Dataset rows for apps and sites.
....

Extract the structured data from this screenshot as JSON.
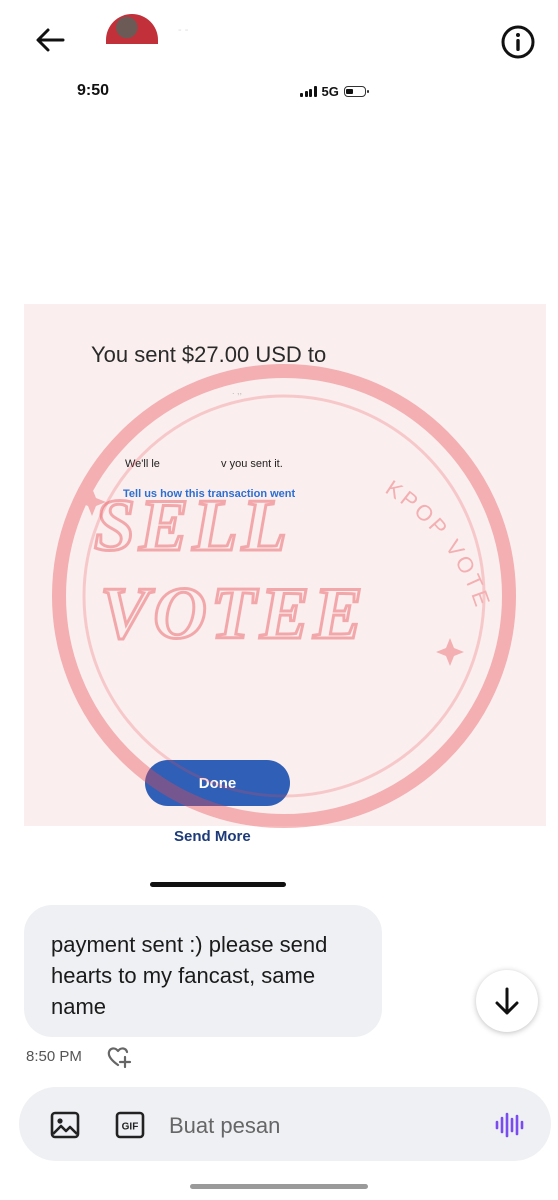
{
  "header": {
    "contact_name": "- -",
    "back_icon": "arrow-left-icon",
    "info_icon": "info-circle-icon"
  },
  "shared_screenshot": {
    "status_bar": {
      "time": "9:50",
      "network": "5G"
    },
    "receipt": {
      "sent_text": "You sent $27.00 USD to",
      "recipient": ". ,,",
      "notice": "We'll le                    v you sent it.",
      "feedback_link": "Tell us how this transaction went",
      "done_button": "Done",
      "send_more_link": "Send More"
    },
    "watermark": {
      "main_line1": "SELL",
      "main_line2": "VOTEE",
      "arc_text": "KPOP VOTE",
      "color": "#e84a50"
    },
    "colors": {
      "done_button": "#2f5fb6",
      "link": "#2b6fd3",
      "receipt_bg": "#fbeeee"
    }
  },
  "message": {
    "text": "payment sent :) please send\nhearts to my fancast, same\nname",
    "time": "8:50 PM",
    "react_icon": "heart-plus-icon"
  },
  "scroll_down_icon": "arrow-down-icon",
  "composer": {
    "image_icon": "image-icon",
    "gif_label": "GIF",
    "placeholder": "Buat pesan",
    "voice_icon": "voice-waveform-icon",
    "voice_color": "#7a4cf0"
  }
}
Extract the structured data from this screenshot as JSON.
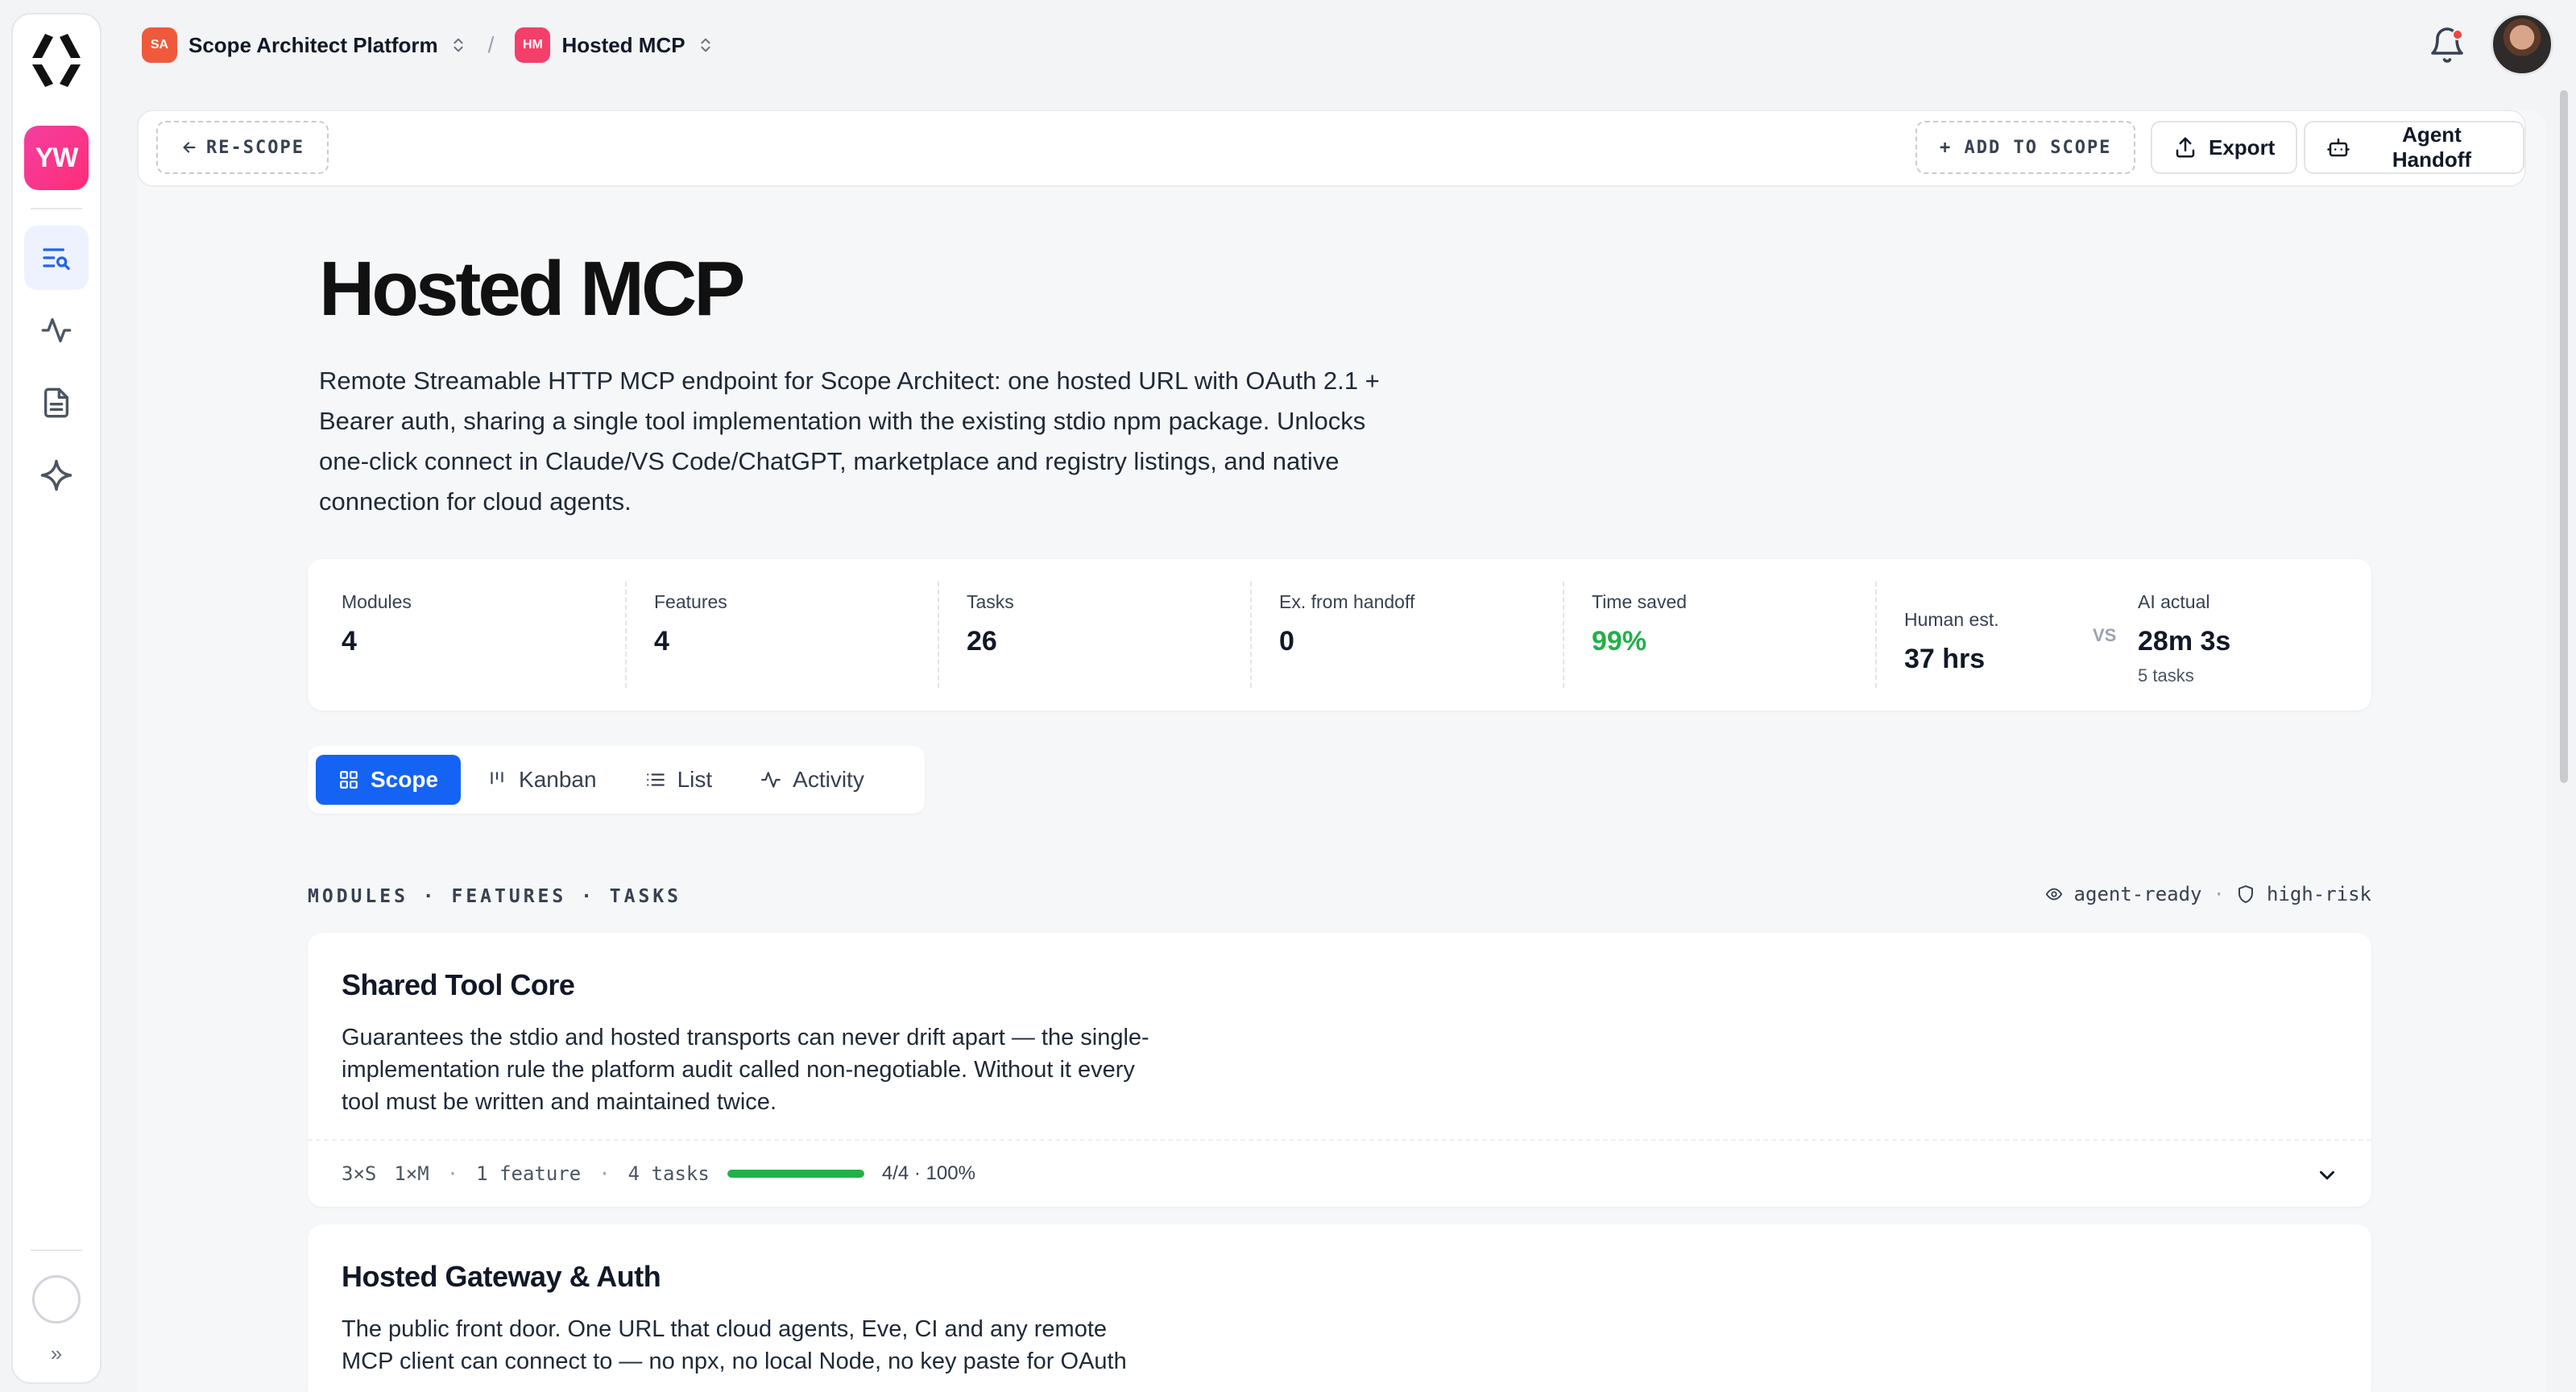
{
  "rail": {
    "workspace_initials": "YW"
  },
  "breadcrumb": {
    "org_badge": "SA",
    "org_name": "Scope Architect Platform",
    "project_badge": "HM",
    "project_name": "Hosted MCP"
  },
  "toolbar": {
    "rescope": "RE-SCOPE",
    "add_to_scope": "+ ADD TO SCOPE",
    "export": "Export",
    "agent_handoff": "Agent Handoff"
  },
  "page": {
    "title": "Hosted MCP",
    "description": "Remote Streamable HTTP MCP endpoint for Scope Architect: one hosted URL with OAuth 2.1 + Bearer auth, sharing a single tool implementation with the existing stdio npm package. Unlocks one-click connect in Claude/VS Code/ChatGPT, marketplace and registry listings, and native connection for cloud agents."
  },
  "stats": {
    "modules": {
      "label": "Modules",
      "value": "4"
    },
    "features": {
      "label": "Features",
      "value": "4"
    },
    "tasks": {
      "label": "Tasks",
      "value": "26"
    },
    "handoff": {
      "label": "Ex. from handoff",
      "value": "0"
    },
    "time_saved": {
      "label": "Time saved",
      "value": "99%"
    },
    "human": {
      "label": "Human est.",
      "value": "37 hrs"
    },
    "vs": "VS",
    "ai": {
      "label": "AI actual",
      "value": "28m 3s",
      "sub": "5 tasks"
    }
  },
  "tabs": {
    "scope": "Scope",
    "kanban": "Kanban",
    "list": "List",
    "activity": "Activity"
  },
  "section": {
    "label": "MODULES · FEATURES · TASKS",
    "legend_agent": "agent-ready",
    "legend_sep": "·",
    "legend_risk": "high-risk"
  },
  "modules": [
    {
      "title": "Shared Tool Core",
      "description": "Guarantees the stdio and hosted transports can never drift apart — the single-implementation rule the platform audit called non-negotiable. Without it every tool must be written and maintained twice.",
      "size_s": "3×S",
      "size_m": "1×M",
      "sep": "·",
      "features": "1 feature",
      "tasks": "4 tasks",
      "progress_pct": 100,
      "progress_text": "4/4 · 100%"
    },
    {
      "title": "Hosted Gateway & Auth",
      "description": "The public front door. One URL that cloud agents, Eve, CI and any remote MCP client can connect to — no npx, no local Node, no key paste for OAuth"
    }
  ],
  "colors": {
    "accent": "#1463f5",
    "success": "#22b04a",
    "workspace": "#ff2d78"
  }
}
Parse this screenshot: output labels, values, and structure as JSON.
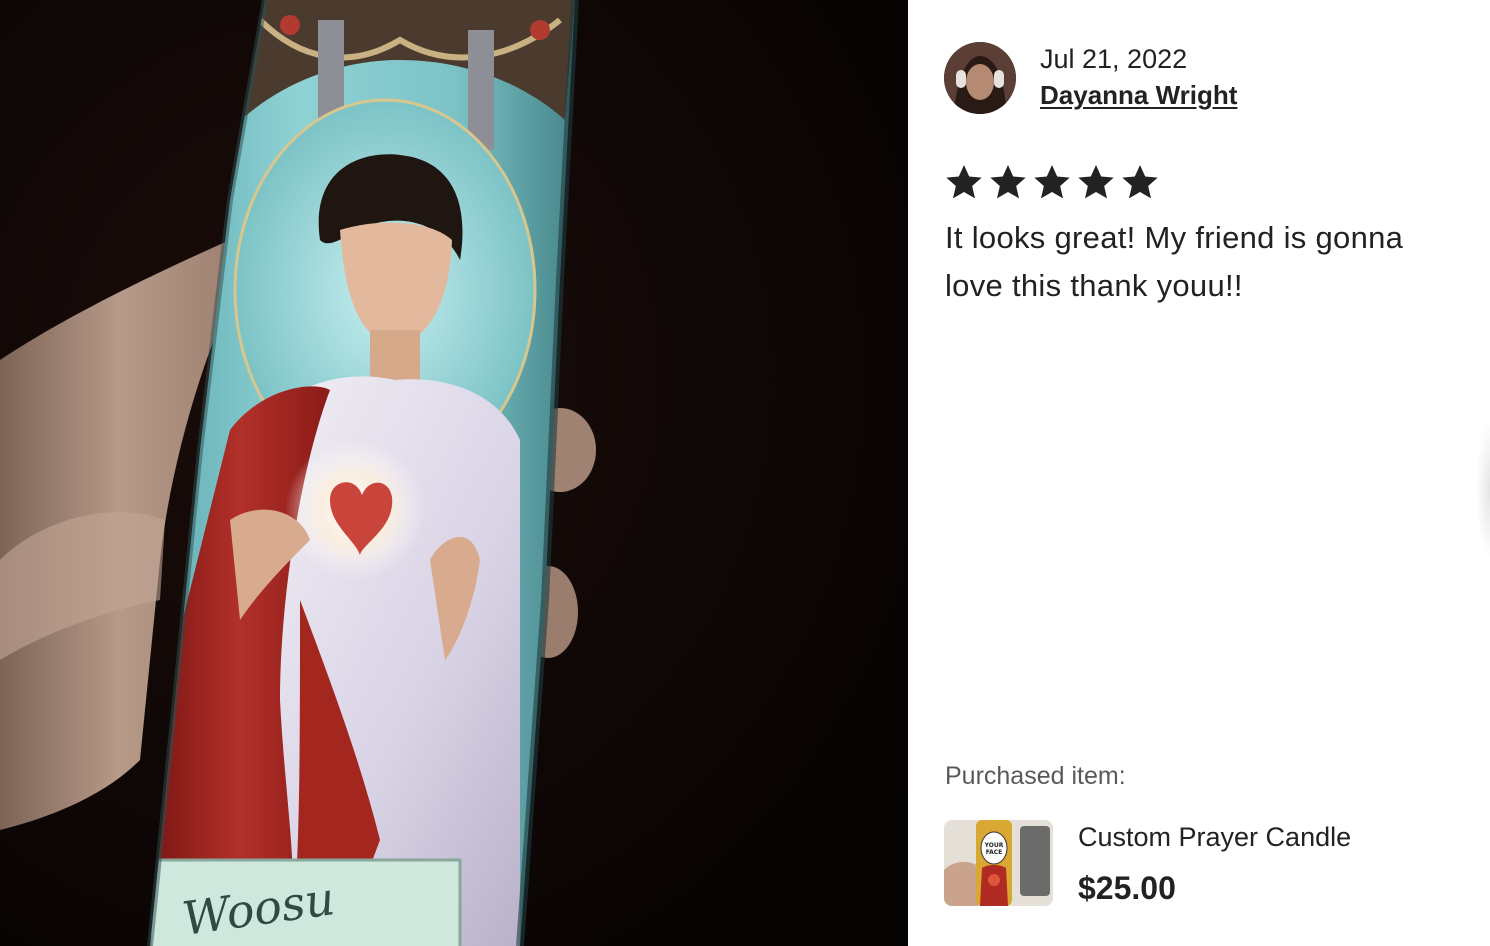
{
  "review": {
    "date": "Jul 21, 2022",
    "reviewer_name": "Dayanna Wright",
    "rating": 5,
    "rating_max": 5,
    "text": "It looks great! My friend is gonna love this thank youu!!"
  },
  "purchase": {
    "label": "Purchased item:",
    "product_name": "Custom Prayer Candle",
    "price": "$25.00",
    "thumb_text": "YOUR FACE"
  },
  "photo": {
    "candle_label_text": "Woosu"
  },
  "icons": {
    "star": "star-icon",
    "avatar": "avatar",
    "thumb": "product-thumbnail"
  },
  "colors": {
    "text": "#222222",
    "muted": "#595959",
    "star": "#222222",
    "photo_background": "#0a0505",
    "candle_blue": "#7cc3c6",
    "robe_red": "#a8231f"
  }
}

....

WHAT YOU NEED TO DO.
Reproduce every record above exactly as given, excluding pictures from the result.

REPLY.
Extract the structured data from this screenshot as JSON.
{
  "header": {
    "contact_name": "- -",
    "back_icon": "arrow-left-icon",
    "info_icon": "info-circle-icon"
  },
  "shared_screenshot": {
    "status_bar": {
      "time": "9:50",
      "network": "5G"
    },
    "receipt": {
      "sent_text": "You sent $27.00 USD to",
      "recipient": ". ,,",
      "notice": "We'll le                    v you sent it.",
      "feedback_link": "Tell us how this transaction went",
      "done_button": "Done",
      "send_more_link": "Send More"
    },
    "watermark": {
      "main_line1": "SELL",
      "main_line2": "VOTEE",
      "arc_text": "KPOP VOTE",
      "color": "#e84a50"
    },
    "colors": {
      "done_button": "#2f5fb6",
      "link": "#2b6fd3",
      "receipt_bg": "#fbeeee"
    }
  },
  "message": {
    "text": "payment sent :) please send\nhearts to my fancast, same\nname",
    "time": "8:50 PM",
    "react_icon": "heart-plus-icon"
  },
  "scroll_down_icon": "arrow-down-icon",
  "composer": {
    "image_icon": "image-icon",
    "gif_label": "GIF",
    "placeholder": "Buat pesan",
    "voice_icon": "voice-waveform-icon",
    "voice_color": "#7a4cf0"
  }
}
Extract the structured data from this screenshot as JSON.
{
  "rail": {
    "workspace_initials": "YW"
  },
  "breadcrumb": {
    "org_badge": "SA",
    "org_name": "Scope Architect Platform",
    "project_badge": "HM",
    "project_name": "Hosted MCP"
  },
  "toolbar": {
    "rescope": "RE-SCOPE",
    "add_to_scope": "+ ADD TO SCOPE",
    "export": "Export",
    "agent_handoff": "Agent Handoff"
  },
  "page": {
    "title": "Hosted MCP",
    "description": "Remote Streamable HTTP MCP endpoint for Scope Architect: one hosted URL with OAuth 2.1 + Bearer auth, sharing a single tool implementation with the existing stdio npm package. Unlocks one-click connect in Claude/VS Code/ChatGPT, marketplace and registry listings, and native connection for cloud agents."
  },
  "stats": {
    "modules": {
      "label": "Modules",
      "value": "4"
    },
    "features": {
      "label": "Features",
      "value": "4"
    },
    "tasks": {
      "label": "Tasks",
      "value": "26"
    },
    "handoff": {
      "label": "Ex. from handoff",
      "value": "0"
    },
    "time_saved": {
      "label": "Time saved",
      "value": "99%"
    },
    "human": {
      "label": "Human est.",
      "value": "37 hrs"
    },
    "vs": "VS",
    "ai": {
      "label": "AI actual",
      "value": "28m 3s",
      "sub": "5 tasks"
    }
  },
  "tabs": {
    "scope": "Scope",
    "kanban": "Kanban",
    "list": "List",
    "activity": "Activity"
  },
  "section": {
    "label": "MODULES · FEATURES · TASKS",
    "legend_agent": "agent-ready",
    "legend_sep": "·",
    "legend_risk": "high-risk"
  },
  "modules": [
    {
      "title": "Shared Tool Core",
      "description": "Guarantees the stdio and hosted transports can never drift apart — the single-implementation rule the platform audit called non-negotiable. Without it every tool must be written and maintained twice.",
      "size_s": "3×S",
      "size_m": "1×M",
      "sep": "·",
      "features": "1 feature",
      "tasks": "4 tasks",
      "progress_pct": 100,
      "progress_text": "4/4 · 100%"
    },
    {
      "title": "Hosted Gateway & Auth",
      "description": "The public front door. One URL that cloud agents, Eve, CI and any remote MCP client can connect to — no npx, no local Node, no key paste for OAuth"
    }
  ],
  "colors": {
    "accent": "#1463f5",
    "success": "#22b04a",
    "workspace": "#ff2d78"
  }
}
Parse this screenshot: output labels, values, and structure as JSON.
{
  "review": {
    "date": "Jul 21, 2022",
    "reviewer_name": "Dayanna Wright",
    "rating": 5,
    "rating_max": 5,
    "text": "It looks great! My friend is gonna love this thank youu!!"
  },
  "purchase": {
    "label": "Purchased item:",
    "product_name": "Custom Prayer Candle",
    "price": "$25.00",
    "thumb_text": "YOUR FACE"
  },
  "photo": {
    "candle_label_text": "Woosu"
  },
  "icons": {
    "star": "star-icon",
    "avatar": "avatar",
    "thumb": "product-thumbnail"
  },
  "colors": {
    "text": "#222222",
    "muted": "#595959",
    "star": "#222222",
    "photo_background": "#0a0505",
    "candle_blue": "#7cc3c6",
    "robe_red": "#a8231f"
  }
}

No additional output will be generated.